Another big issue is the non-existent national social security system. The state does not regularly help people in need, including those who have reached retirement age. Retirement starts at 60, but a person who has reached that age must go to hell and back to prove to the government that he or she has the right to receive a pension. The process may take more than a year. Pensions are paid quarterly, not at regular intervals. A citizen can get in contact with the authorities if they have an ID card, which many do not have. The citizens’ connection to the state is thus rather tenuous. There might be various reasons why a person does not have a card; for example, their parents may not have had one, making it impossible for the state to verify the person’s identity after the parents’ death. The person might live very far from the authorities, and his/her birth might not have been registered, although birth certification is free in the first year of a baby’s life.

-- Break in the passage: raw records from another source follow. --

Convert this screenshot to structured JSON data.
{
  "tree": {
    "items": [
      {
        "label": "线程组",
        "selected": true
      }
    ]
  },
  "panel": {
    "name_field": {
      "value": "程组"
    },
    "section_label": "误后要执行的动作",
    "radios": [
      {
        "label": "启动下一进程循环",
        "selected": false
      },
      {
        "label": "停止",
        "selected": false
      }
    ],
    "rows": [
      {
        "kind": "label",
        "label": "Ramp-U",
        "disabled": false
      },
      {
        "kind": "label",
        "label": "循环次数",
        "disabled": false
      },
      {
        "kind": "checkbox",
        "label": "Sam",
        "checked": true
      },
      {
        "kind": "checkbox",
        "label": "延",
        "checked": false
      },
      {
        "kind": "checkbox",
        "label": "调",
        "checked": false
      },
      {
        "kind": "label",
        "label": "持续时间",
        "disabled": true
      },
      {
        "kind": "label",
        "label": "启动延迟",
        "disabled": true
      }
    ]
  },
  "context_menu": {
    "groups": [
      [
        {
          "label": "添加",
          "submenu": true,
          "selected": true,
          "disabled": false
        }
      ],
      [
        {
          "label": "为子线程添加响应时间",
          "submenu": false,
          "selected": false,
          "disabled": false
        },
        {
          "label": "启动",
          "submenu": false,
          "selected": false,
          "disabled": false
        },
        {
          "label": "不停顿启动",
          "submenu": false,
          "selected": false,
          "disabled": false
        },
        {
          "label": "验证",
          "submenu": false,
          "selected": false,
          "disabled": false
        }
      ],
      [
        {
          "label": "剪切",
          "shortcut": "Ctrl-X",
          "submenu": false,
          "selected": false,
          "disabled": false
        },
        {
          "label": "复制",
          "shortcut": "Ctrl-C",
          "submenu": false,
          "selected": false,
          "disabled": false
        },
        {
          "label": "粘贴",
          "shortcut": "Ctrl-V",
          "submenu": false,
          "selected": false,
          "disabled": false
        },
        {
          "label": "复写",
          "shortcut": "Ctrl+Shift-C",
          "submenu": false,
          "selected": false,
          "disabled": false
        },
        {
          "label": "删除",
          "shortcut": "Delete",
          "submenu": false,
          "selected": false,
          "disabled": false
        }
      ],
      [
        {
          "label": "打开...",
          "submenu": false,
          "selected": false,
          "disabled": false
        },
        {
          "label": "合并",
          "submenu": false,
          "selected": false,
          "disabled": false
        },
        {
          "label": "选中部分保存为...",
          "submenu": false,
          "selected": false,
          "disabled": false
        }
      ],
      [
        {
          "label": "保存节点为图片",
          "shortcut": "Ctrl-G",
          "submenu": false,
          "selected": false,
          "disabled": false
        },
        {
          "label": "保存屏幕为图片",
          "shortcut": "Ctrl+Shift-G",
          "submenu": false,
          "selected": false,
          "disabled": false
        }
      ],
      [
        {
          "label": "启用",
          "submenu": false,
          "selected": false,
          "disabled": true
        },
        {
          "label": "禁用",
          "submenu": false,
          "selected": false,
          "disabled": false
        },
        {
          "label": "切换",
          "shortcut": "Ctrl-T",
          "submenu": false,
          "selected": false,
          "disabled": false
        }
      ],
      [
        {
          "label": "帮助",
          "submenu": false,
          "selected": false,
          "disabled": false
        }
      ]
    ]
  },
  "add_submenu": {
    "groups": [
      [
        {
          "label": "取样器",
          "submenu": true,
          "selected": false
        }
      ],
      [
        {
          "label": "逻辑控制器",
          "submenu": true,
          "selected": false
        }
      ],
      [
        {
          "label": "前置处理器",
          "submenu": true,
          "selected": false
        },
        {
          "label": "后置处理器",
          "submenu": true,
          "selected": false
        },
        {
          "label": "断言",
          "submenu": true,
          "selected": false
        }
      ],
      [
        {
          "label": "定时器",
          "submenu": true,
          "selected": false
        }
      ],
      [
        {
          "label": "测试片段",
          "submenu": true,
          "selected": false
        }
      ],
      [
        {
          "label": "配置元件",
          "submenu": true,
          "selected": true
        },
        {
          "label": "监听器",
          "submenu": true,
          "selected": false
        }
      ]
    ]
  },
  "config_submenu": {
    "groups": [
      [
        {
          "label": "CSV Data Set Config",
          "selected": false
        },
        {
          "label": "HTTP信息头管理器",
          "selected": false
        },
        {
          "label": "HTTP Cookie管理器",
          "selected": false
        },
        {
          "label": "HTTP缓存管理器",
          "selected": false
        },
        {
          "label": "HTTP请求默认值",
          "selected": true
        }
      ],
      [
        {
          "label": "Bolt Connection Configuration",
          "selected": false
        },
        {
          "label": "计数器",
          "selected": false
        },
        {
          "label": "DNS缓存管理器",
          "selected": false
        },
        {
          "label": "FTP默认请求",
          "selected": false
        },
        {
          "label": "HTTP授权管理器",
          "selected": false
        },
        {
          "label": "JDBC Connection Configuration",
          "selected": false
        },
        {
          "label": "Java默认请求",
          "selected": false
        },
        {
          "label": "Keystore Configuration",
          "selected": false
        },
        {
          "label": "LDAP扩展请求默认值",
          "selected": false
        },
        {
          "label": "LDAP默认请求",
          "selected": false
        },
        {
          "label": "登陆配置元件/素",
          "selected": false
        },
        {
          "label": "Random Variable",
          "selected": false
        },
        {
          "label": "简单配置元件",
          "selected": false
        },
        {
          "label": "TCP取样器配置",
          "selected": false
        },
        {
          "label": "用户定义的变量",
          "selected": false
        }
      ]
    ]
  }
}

It is well known that revenue from progressive income tax, as well as income from customs duties on trade, is very important for the government. The country is in a constant fiscal crisis, which the more courageous critics link to the king and his extravagant lifestyle. In plans and public speeches, the kingdom supports economic development, especially small businesses. But the everyday reality visible to the local population is different. Unfortunately, the economy is backward. That is why the king’s 15 wives are in the spotlight, as well as the fact that he has the right and opportunity to take more. The king’s brides (wives to be) are also often underage. The general public is irritated by the fact that a year ago a new family law was passed that prohibits marrying an underage person, but the king is above the law.
The country has struggled for decades with the high number of HIV-positive people, and efforts to curb the problem have been below par despite the campaigns of international organisations, including Doctors Without Borders and the Red Cross. Some 16% of the population has a confirmed HIV-positive diagnosis, and 86% of these must take regular medication to extend their life expectancy. However, there is no obligation to go to the local clinic for help; most people believe in local gods and seek help from animist witches, although, according to official statistics, the vast majority of the population is Christian. That is why the ill mostly rely on folk medicine and do not bother with the clinic.
Poverty is everywhere in Eswatini. According to evaluations by international organisations, 39.7% of the population survives on less than one US dollar per day. Most households are sustained by women or underage children. By World Bank and ILO parameters, this economic condition is appalling.
How does the country move on from here? The king has started to make slow but encouraging small changes. One clear sign of this is the government, which was formed in late 2018 and includes white people with a business background in addition to natives, as it was exclusively before. A shining example is the finance minister, who has business experience and a reputation for telling it like it is. He has informed the general public about the real state of the country and options for moving forward. For most of the population, this still means increasing poverty.
On the other hand, another tax increase is in the works, and it was notified that the government is unable to provide financial aid. There is still hope that the minister’s plans could be popular in the royal circle, as this would mean a better understanding of the country’s problems. The pleasant weather conditions could create good opportunities in the future for tourism and other economic sectors. It remains to be seen which will prevail—industrialisation or an ethnic culture that dates back thousands of years.
This article was published in ICDS Diplomaatia magazine.